Old Stone House (Poe Musuem)
Virginia Landmarks Register
October 16, 1973
National Register of Historic Places
November 14, 1973
1916 East Main Street
City of Richmond
Tour guides at the Poe Museum call the Old Stone House the oldest dwelling still standing in Richmond. An attempt to tie the history of the abode with the subject of its contemporary display space is made by pointing out Edgar Allan Poe's apparent escorting of the Marquis de Lafayette to the home for dinner. Today the structure houses several exhibits on the life and writings of the short-story writer, critic and poet.
TEXT OF ENTRY ON VIRGINIA LANDMARKS REGISTER

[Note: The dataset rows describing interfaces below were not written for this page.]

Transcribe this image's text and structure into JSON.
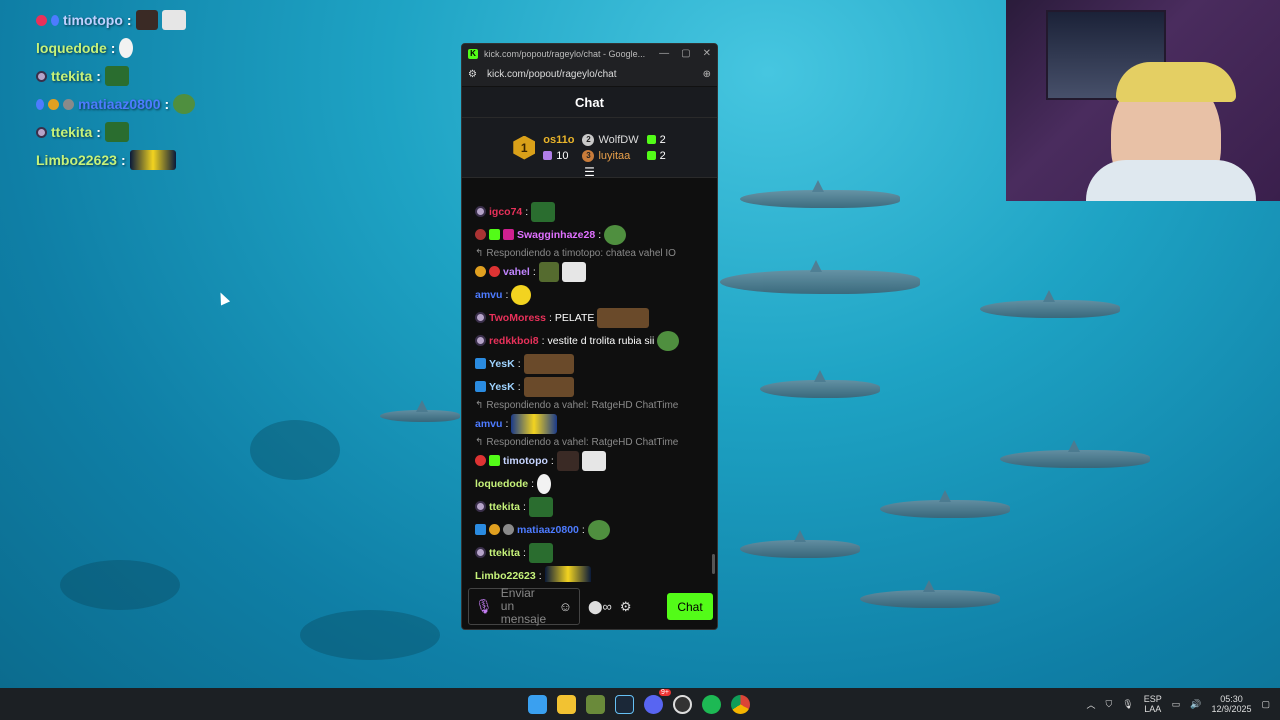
{
  "overlay": {
    "lines": [
      {
        "user": "timotopo",
        "color": "#9fb7ff"
      },
      {
        "user": "loquedode",
        "color": "#b7f06a"
      },
      {
        "user": "ttekita",
        "color": "#b7f06a"
      },
      {
        "user": "matiaaz0800",
        "color": "#4d7bff"
      },
      {
        "user": "ttekita",
        "color": "#b7f06a"
      },
      {
        "user": "Limbo22623",
        "color": "#b7f06a"
      }
    ]
  },
  "browser": {
    "title": "kick.com/popout/rageylo/chat - Google...",
    "url": "kick.com/popout/rageylo/chat",
    "logo": "K"
  },
  "chat": {
    "header": "Chat",
    "gifters": {
      "first": {
        "rank": "1",
        "name": "os11o",
        "count": "10"
      },
      "second": {
        "rank": "2",
        "name": "WolfDW",
        "count": "2"
      },
      "third": {
        "rank": "3",
        "name": "luyitaa",
        "count": "2"
      }
    },
    "messages": [
      {
        "user": "igco74",
        "color": "#e8315a",
        "text": ""
      },
      {
        "user": "Swagginhaze28",
        "color": "#e070ff",
        "text": ""
      },
      {
        "reply": "Respondiendo a timotopo: chatea vahel IO"
      },
      {
        "user": "vahel",
        "color": "#c084ff",
        "text": ""
      },
      {
        "user": "amvu",
        "color": "#4d7bff",
        "text": ""
      },
      {
        "user": "TwoMoress",
        "color": "#e8315a",
        "text": " PELATE"
      },
      {
        "user": "redkkboi8",
        "color": "#e8315a",
        "text": " vestite d trolita rubia sii"
      },
      {
        "user": "YesK",
        "color": "#9fd3ff",
        "text": ""
      },
      {
        "user": "YesK",
        "color": "#9fd3ff",
        "text": ""
      },
      {
        "reply": "Respondiendo a vahel: RatgeHD ChatTime"
      },
      {
        "user": "amvu",
        "color": "#4d7bff",
        "text": ""
      },
      {
        "reply": "Respondiendo a vahel: RatgeHD ChatTime"
      },
      {
        "user": "timotopo",
        "color": "#c6d4ff",
        "text": ""
      },
      {
        "user": "loquedode",
        "color": "#c6f27a",
        "text": ""
      },
      {
        "user": "ttekita",
        "color": "#c6f27a",
        "text": ""
      },
      {
        "user": "matiaaz0800",
        "color": "#4d7bff",
        "text": ""
      },
      {
        "user": "ttekita",
        "color": "#c6f27a",
        "text": ""
      },
      {
        "user": "Limbo22623",
        "color": "#c6f27a",
        "text": ""
      }
    ],
    "composer": {
      "placeholder": "Enviar un mensaje",
      "send_label": "Chat"
    }
  },
  "taskbar": {
    "language_top": "ESP",
    "language_bottom": "LAA",
    "time": "05:30",
    "date": "12/9/2025",
    "discord_badge": "9+"
  },
  "colors": {
    "kick_green": "#53fc18",
    "chat_bg": "#0f0f0f",
    "taskbar_bg": "#1c2024"
  }
}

"This modest dwelling, beset by the workaday clatter of Shockoe Valley, is the capital's only remaining colonial-era house. Its enigmatic character has inspired has inspired much speculation, some suggesting that the house is of 17th-century origin. Recent dendrochronological study, however, indicates that the house was built ca. 1754. The uneven spacing of the openings, original hall-parlor plan, and dormered gable roof are features common to mid-18th-century vernacular houses. The earliest documented reference appears in the city land tax book for 1783, which records it as the home of Samuel Ege, a flour inspector. The property was acquired by the Association for the Preservation of Virginia Antiquities in 1911 and in 1921 became part of a museum complex commemorating Edgar Allan Poe, who spent his youth in Richmond. The museum is operated by the Poe Foundation, Inc."